From the first line to the last, copy the data exactly and drop the pictures.
++++
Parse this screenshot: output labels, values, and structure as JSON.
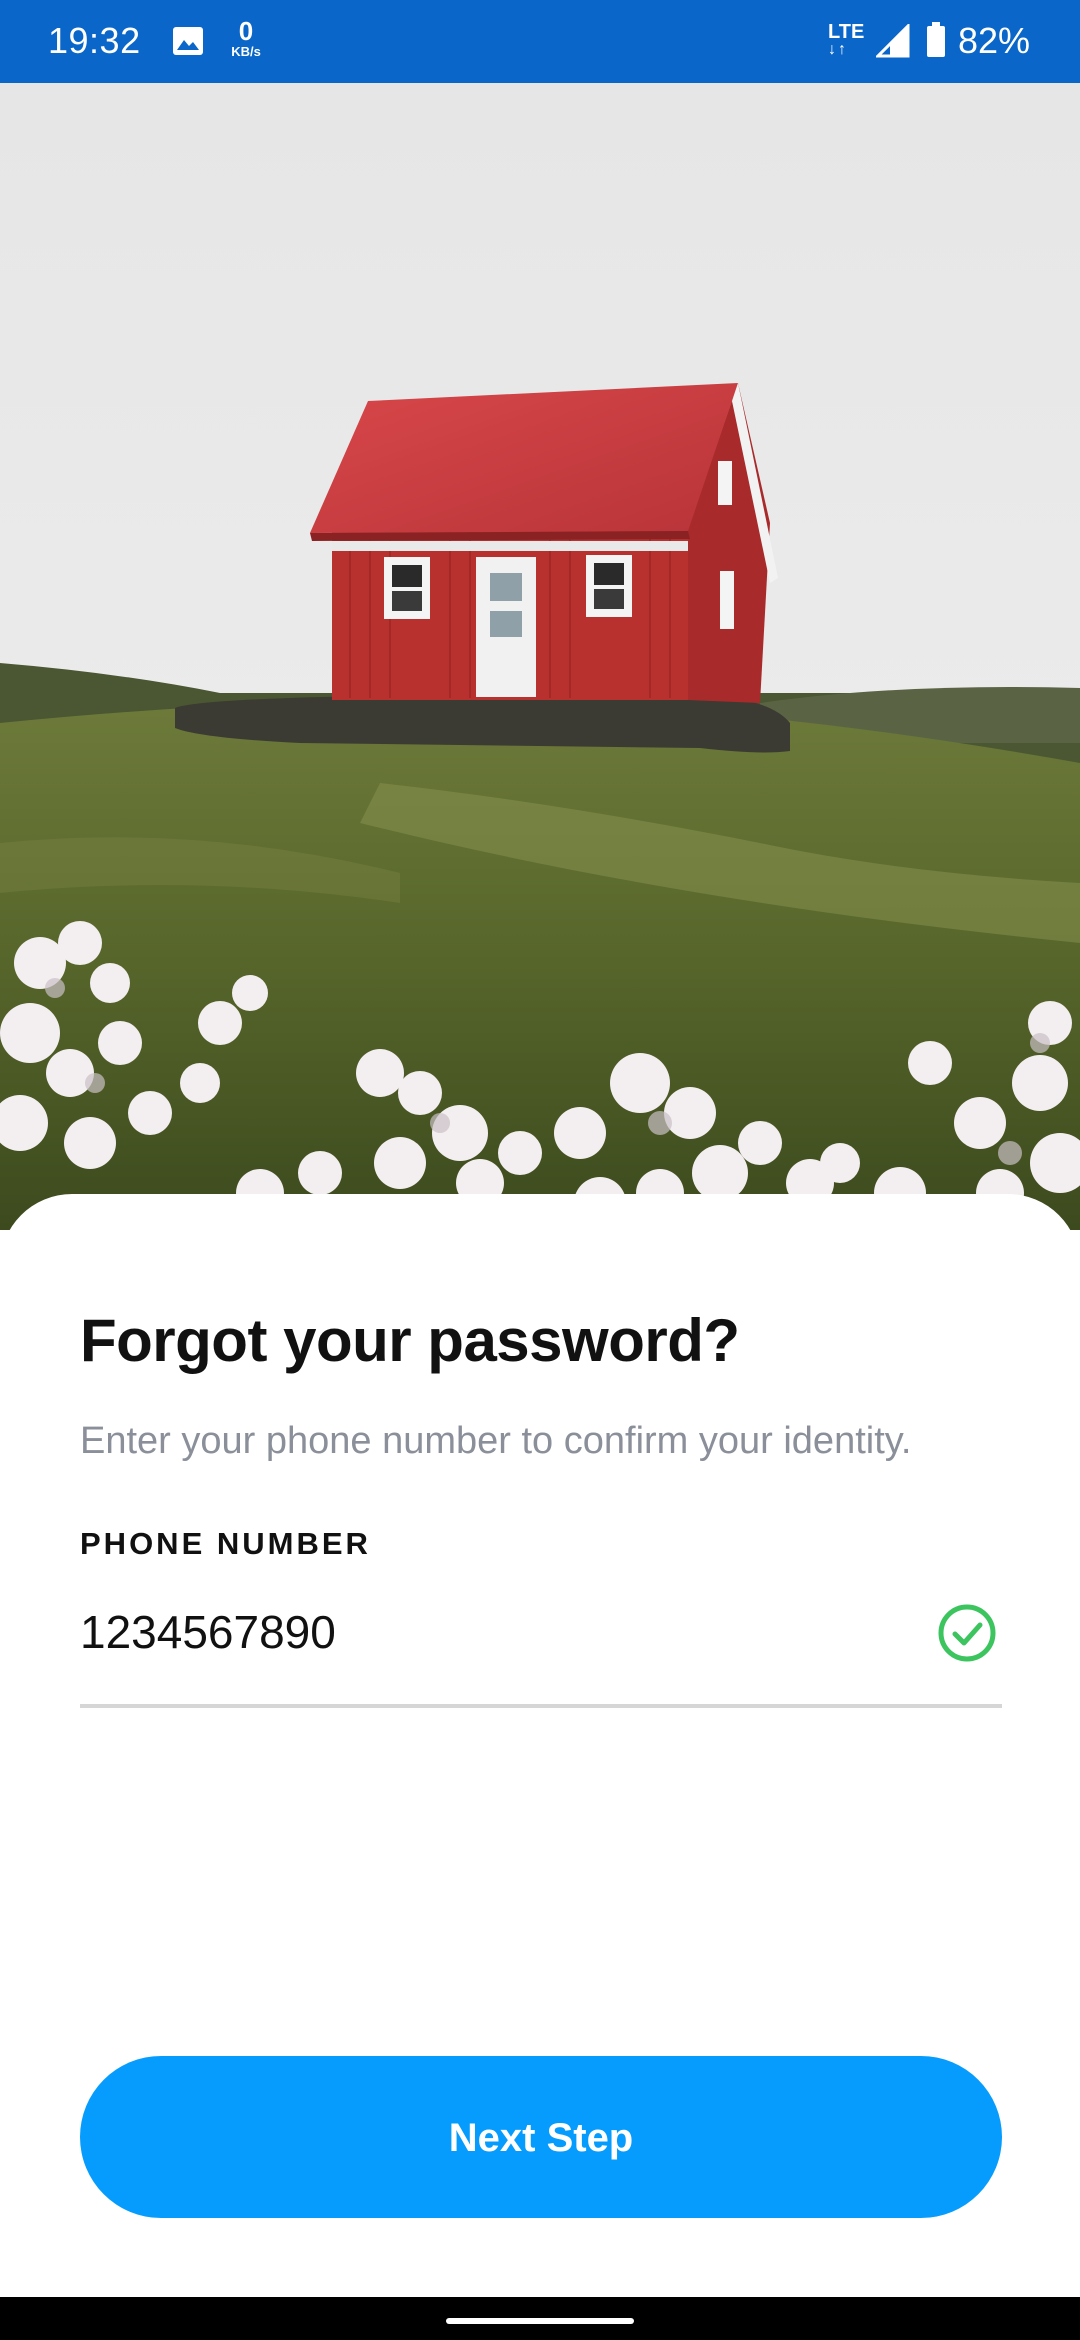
{
  "status_bar": {
    "time": "19:32",
    "net_speed_value": "0",
    "net_speed_unit": "KB/s",
    "network_type": "LTE",
    "battery": "82%",
    "icons": [
      "gallery-icon",
      "signal-icon",
      "battery-icon"
    ]
  },
  "hero": {
    "image": "red house on grassy hill with white flowers"
  },
  "form": {
    "title": "Forgot your password?",
    "subtitle": "Enter your phone number to confirm your identity.",
    "phone_label": "PHONE NUMBER",
    "phone_value": "1234567890",
    "valid_icon": "check-circle-icon"
  },
  "actions": {
    "next_label": "Next Step"
  },
  "colors": {
    "status_bar": "#0a66c8",
    "accent": "#069cfd",
    "valid": "#3cc45f"
  }
}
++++
**Solution:**
Parse this screenshot: output labels, values, and structure as JSON.
{
  "status_bar": {
    "time": "19:32",
    "net_speed_value": "0",
    "net_speed_unit": "KB/s",
    "network_type": "LTE",
    "battery": "82%",
    "icons": [
      "gallery-icon",
      "signal-icon",
      "battery-icon"
    ]
  },
  "hero": {
    "image": "red house on grassy hill with white flowers"
  },
  "form": {
    "title": "Forgot your password?",
    "subtitle": "Enter your phone number to confirm your identity.",
    "phone_label": "PHONE NUMBER",
    "phone_value": "1234567890",
    "valid_icon": "check-circle-icon"
  },
  "actions": {
    "next_label": "Next Step"
  },
  "colors": {
    "status_bar": "#0a66c8",
    "accent": "#069cfd",
    "valid": "#3cc45f"
  }
}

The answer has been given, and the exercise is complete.